“The more complex the ideas, the more sophistication and subtlety is needed, so we still need to teach our kids how to use their language to its full potential. However, there is no need to fear new words being brought in,” Mr Tidey said.

Some linguists, like Graeme Turner, argue that the Americanization of the language is actually just modernizing – and that US English is just at the bleeding edge.

Heather Rose agrees.

“The spread of American English helps to show the spread of American influence. A lot of social media has its roots in American invention – the telephone, television, movies, Hollywood,” Ms Rose said.

For former editors like John Grey, who now consults on communications strategy, the battle is already lost.

“My son pointed out yesterday that his generation will be firmly in the zee camp because of Microsoft’s insistence on defaulting back to the US dictionary no matter what you do. There’s cultural imperialism for you.”

More word nerd resources
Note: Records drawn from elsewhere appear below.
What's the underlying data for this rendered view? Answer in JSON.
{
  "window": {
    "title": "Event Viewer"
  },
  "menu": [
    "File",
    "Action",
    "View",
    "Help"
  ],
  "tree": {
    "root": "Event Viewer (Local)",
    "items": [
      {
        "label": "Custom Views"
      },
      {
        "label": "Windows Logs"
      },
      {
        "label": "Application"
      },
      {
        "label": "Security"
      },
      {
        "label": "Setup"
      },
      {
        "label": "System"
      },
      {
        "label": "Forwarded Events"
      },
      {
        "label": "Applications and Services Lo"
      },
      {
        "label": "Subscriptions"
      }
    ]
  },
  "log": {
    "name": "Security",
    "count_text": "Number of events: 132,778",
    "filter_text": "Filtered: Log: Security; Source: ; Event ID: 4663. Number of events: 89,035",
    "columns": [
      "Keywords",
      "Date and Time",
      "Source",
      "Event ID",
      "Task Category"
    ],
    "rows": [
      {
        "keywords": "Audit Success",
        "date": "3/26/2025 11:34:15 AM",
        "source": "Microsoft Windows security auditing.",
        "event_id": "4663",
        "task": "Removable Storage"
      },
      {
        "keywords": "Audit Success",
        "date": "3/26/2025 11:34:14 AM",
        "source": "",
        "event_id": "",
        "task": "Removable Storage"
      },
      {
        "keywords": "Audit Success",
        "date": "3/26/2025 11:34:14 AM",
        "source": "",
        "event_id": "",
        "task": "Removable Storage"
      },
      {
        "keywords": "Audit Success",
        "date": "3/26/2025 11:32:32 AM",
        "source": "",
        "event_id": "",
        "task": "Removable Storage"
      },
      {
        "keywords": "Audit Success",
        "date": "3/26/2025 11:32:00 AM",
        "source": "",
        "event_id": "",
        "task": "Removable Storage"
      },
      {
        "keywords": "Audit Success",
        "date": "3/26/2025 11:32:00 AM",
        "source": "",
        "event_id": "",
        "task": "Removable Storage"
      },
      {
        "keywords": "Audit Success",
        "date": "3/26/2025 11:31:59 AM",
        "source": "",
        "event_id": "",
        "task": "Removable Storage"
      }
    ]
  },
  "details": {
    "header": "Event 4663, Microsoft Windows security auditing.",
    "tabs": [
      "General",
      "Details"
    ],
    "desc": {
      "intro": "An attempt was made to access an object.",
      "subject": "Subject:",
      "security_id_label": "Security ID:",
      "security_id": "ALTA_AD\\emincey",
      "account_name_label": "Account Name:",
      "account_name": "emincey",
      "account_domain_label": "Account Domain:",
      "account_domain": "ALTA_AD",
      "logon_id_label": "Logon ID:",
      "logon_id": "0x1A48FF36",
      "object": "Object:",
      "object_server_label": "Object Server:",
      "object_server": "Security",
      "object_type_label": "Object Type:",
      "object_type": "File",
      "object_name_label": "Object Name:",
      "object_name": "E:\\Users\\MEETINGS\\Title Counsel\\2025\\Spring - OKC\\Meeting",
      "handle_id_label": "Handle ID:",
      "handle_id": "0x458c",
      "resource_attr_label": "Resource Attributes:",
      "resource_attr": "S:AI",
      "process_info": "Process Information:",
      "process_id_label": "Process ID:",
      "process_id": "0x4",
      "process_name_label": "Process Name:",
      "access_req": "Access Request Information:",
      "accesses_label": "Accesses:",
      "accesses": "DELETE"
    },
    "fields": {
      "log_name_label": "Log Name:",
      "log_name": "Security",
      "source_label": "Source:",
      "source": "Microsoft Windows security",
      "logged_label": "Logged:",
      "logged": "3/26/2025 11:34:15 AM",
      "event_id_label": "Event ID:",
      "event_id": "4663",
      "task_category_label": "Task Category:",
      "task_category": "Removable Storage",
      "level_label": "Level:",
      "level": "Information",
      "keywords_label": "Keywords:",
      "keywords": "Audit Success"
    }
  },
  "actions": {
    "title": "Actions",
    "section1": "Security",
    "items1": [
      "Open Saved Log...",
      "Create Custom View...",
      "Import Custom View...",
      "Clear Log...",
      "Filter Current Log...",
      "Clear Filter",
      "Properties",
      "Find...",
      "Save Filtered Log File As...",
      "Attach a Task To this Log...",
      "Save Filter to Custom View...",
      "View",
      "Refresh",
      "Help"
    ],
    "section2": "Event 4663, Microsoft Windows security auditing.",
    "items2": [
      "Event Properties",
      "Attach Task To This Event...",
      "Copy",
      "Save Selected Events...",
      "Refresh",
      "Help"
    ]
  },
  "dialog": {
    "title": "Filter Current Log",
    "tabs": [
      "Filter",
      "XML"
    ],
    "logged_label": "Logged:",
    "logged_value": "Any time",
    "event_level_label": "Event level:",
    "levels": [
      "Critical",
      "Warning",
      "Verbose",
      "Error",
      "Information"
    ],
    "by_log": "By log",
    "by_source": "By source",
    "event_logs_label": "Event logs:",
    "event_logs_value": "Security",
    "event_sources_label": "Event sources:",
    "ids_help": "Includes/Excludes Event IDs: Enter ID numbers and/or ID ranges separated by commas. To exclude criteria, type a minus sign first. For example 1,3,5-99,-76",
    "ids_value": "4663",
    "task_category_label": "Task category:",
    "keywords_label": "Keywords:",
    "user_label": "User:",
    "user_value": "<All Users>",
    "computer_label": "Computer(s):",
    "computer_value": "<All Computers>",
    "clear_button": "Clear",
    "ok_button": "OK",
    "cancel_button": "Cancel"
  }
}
More on the letter u in colour.
The bizarre history of aluminum.
US spellings compared with UK.